▸ **TASK INPUT**:

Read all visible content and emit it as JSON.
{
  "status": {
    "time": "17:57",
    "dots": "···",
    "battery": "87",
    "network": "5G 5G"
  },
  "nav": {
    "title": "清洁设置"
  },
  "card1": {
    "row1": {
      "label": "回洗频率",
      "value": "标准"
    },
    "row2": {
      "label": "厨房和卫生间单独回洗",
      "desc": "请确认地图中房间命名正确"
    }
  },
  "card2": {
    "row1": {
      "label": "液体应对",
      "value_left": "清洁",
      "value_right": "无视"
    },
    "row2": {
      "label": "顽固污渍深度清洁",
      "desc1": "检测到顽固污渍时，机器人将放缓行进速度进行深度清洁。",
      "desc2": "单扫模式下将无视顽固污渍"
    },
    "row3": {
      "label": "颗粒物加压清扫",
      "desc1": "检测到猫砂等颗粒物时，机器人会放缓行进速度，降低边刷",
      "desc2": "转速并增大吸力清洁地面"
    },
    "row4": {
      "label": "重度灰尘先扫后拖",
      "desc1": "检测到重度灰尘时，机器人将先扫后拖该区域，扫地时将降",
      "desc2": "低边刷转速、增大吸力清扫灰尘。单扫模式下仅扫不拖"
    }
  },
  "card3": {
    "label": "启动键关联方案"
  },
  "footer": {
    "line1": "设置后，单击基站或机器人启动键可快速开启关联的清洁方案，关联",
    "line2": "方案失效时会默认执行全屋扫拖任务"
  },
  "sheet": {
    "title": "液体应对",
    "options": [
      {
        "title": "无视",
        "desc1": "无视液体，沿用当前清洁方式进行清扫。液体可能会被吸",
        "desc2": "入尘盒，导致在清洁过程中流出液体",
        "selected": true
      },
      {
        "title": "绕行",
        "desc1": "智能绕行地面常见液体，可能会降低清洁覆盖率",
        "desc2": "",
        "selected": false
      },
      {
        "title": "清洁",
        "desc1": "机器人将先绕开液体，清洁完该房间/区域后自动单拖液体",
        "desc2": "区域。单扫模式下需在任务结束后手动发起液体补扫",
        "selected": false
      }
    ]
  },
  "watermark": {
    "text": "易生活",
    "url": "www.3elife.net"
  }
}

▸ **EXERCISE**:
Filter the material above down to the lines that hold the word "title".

▸ **TASK RESPONSE**:
    "title": "清洁设置"
    "title": "液体应对",
        "title": "无视",
        "title": "绕行",
        "title": "清洁",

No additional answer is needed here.